TASK DETAILS. Each of the records below must be reproduced exactly.

Data records for software interfaces:

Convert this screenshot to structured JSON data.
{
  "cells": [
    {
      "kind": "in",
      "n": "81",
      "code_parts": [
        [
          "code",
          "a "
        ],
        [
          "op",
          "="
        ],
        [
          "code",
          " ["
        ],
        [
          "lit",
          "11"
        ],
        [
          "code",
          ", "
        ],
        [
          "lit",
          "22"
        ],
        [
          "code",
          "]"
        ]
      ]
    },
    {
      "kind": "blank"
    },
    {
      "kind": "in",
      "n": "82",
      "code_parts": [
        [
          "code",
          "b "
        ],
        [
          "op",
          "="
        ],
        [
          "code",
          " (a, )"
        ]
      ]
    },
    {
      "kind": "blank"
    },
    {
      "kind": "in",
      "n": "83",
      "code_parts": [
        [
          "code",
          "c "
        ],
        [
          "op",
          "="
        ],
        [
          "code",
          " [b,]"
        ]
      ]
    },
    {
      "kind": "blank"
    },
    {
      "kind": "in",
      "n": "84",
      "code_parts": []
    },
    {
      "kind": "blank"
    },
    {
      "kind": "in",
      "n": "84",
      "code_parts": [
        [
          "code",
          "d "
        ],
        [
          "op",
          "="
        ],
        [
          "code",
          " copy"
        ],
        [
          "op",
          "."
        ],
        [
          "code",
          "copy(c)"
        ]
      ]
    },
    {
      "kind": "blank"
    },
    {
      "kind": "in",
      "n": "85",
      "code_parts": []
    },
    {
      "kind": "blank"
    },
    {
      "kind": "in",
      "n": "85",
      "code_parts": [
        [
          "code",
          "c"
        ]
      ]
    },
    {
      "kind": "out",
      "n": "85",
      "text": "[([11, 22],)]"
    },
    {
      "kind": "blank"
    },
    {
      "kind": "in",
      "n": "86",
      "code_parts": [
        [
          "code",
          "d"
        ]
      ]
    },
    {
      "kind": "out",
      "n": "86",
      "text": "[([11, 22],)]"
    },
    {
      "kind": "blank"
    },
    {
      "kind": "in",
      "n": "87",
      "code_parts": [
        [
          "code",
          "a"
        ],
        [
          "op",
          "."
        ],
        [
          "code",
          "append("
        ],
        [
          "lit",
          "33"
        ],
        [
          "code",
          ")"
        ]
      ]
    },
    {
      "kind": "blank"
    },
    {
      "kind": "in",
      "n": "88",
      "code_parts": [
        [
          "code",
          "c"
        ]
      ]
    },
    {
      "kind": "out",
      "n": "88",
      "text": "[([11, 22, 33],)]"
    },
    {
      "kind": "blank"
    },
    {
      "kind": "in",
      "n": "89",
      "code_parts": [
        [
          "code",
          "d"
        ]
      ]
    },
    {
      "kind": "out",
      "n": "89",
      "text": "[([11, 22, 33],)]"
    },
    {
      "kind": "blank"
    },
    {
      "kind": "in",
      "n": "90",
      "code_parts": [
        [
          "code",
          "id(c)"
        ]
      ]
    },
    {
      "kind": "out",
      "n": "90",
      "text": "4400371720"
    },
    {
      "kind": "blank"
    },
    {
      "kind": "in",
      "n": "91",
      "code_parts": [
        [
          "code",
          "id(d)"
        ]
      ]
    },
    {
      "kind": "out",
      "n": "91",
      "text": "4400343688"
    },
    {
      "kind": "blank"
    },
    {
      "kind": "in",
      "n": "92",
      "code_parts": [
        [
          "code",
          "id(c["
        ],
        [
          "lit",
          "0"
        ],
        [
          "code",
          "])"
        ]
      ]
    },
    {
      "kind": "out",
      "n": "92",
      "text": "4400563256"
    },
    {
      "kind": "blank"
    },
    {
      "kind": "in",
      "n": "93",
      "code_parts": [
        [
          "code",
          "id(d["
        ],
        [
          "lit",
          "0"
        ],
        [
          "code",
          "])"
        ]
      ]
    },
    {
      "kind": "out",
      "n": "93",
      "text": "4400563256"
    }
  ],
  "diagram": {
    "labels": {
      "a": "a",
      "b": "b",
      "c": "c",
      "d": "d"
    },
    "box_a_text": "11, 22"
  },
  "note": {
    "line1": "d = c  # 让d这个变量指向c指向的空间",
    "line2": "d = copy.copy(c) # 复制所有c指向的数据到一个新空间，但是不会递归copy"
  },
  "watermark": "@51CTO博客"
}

TASK RESPONSE.
Convert this screenshot to structured JSON data.
{
  "cells": [
    {
      "kind": "in",
      "n": "81",
      "code_parts": [
        [
          "code",
          "a "
        ],
        [
          "op",
          "="
        ],
        [
          "code",
          " ["
        ],
        [
          "lit",
          "11"
        ],
        [
          "code",
          ", "
        ],
        [
          "lit",
          "22"
        ],
        [
          "code",
          "]"
        ]
      ]
    },
    {
      "kind": "blank"
    },
    {
      "kind": "in",
      "n": "82",
      "code_parts": [
        [
          "code",
          "b "
        ],
        [
          "op",
          "="
        ],
        [
          "code",
          " (a, )"
        ]
      ]
    },
    {
      "kind": "blank"
    },
    {
      "kind": "in",
      "n": "83",
      "code_parts": [
        [
          "code",
          "c "
        ],
        [
          "op",
          "="
        ],
        [
          "code",
          " [b,]"
        ]
      ]
    },
    {
      "kind": "blank"
    },
    {
      "kind": "in",
      "n": "84",
      "code_parts": []
    },
    {
      "kind": "blank"
    },
    {
      "kind": "in",
      "n": "84",
      "code_parts": [
        [
          "code",
          "d "
        ],
        [
          "op",
          "="
        ],
        [
          "code",
          " copy"
        ],
        [
          "op",
          "."
        ],
        [
          "code",
          "copy(c)"
        ]
      ]
    },
    {
      "kind": "blank"
    },
    {
      "kind": "in",
      "n": "85",
      "code_parts": []
    },
    {
      "kind": "blank"
    },
    {
      "kind": "in",
      "n": "85",
      "code_parts": [
        [
          "code",
          "c"
        ]
      ]
    },
    {
      "kind": "out",
      "n": "85",
      "text": "[([11, 22],)]"
    },
    {
      "kind": "blank"
    },
    {
      "kind": "in",
      "n": "86",
      "code_parts": [
        [
          "code",
          "d"
        ]
      ]
    },
    {
      "kind": "out",
      "n": "86",
      "text": "[([11, 22],)]"
    },
    {
      "kind": "blank"
    },
    {
      "kind": "in",
      "n": "87",
      "code_parts": [
        [
          "code",
          "a"
        ],
        [
          "op",
          "."
        ],
        [
          "code",
          "append("
        ],
        [
          "lit",
          "33"
        ],
        [
          "code",
          ")"
        ]
      ]
    },
    {
      "kind": "blank"
    },
    {
      "kind": "in",
      "n": "88",
      "code_parts": [
        [
          "code",
          "c"
        ]
      ]
    },
    {
      "kind": "out",
      "n": "88",
      "text": "[([11, 22, 33],)]"
    },
    {
      "kind": "blank"
    },
    {
      "kind": "in",
      "n": "89",
      "code_parts": [
        [
          "code",
          "d"
        ]
      ]
    },
    {
      "kind": "out",
      "n": "89",
      "text": "[([11, 22, 33],)]"
    },
    {
      "kind": "blank"
    },
    {
      "kind": "in",
      "n": "90",
      "code_parts": [
        [
          "code",
          "id(c)"
        ]
      ]
    },
    {
      "kind": "out",
      "n": "90",
      "text": "4400371720"
    },
    {
      "kind": "blank"
    },
    {
      "kind": "in",
      "n": "91",
      "code_parts": [
        [
          "code",
          "id(d)"
        ]
      ]
    },
    {
      "kind": "out",
      "n": "91",
      "text": "4400343688"
    },
    {
      "kind": "blank"
    },
    {
      "kind": "in",
      "n": "92",
      "code_parts": [
        [
          "code",
          "id(c["
        ],
        [
          "lit",
          "0"
        ],
        [
          "code",
          "])"
        ]
      ]
    },
    {
      "kind": "out",
      "n": "92",
      "text": "4400563256"
    },
    {
      "kind": "blank"
    },
    {
      "kind": "in",
      "n": "93",
      "code_parts": [
        [
          "code",
          "id(d["
        ],
        [
          "lit",
          "0"
        ],
        [
          "code",
          "])"
        ]
      ]
    },
    {
      "kind": "out",
      "n": "93",
      "text": "4400563256"
    }
  ],
  "diagram": {
    "labels": {
      "a": "a",
      "b": "b",
      "c": "c",
      "d": "d"
    },
    "box_a_text": "11, 22"
  },
  "note": {
    "line1": "d = c  # 让d这个变量指向c指向的空间",
    "line2": "d = copy.copy(c) # 复制所有c指向的数据到一个新空间，但是不会递归copy"
  },
  "watermark": "@51CTO博客"
}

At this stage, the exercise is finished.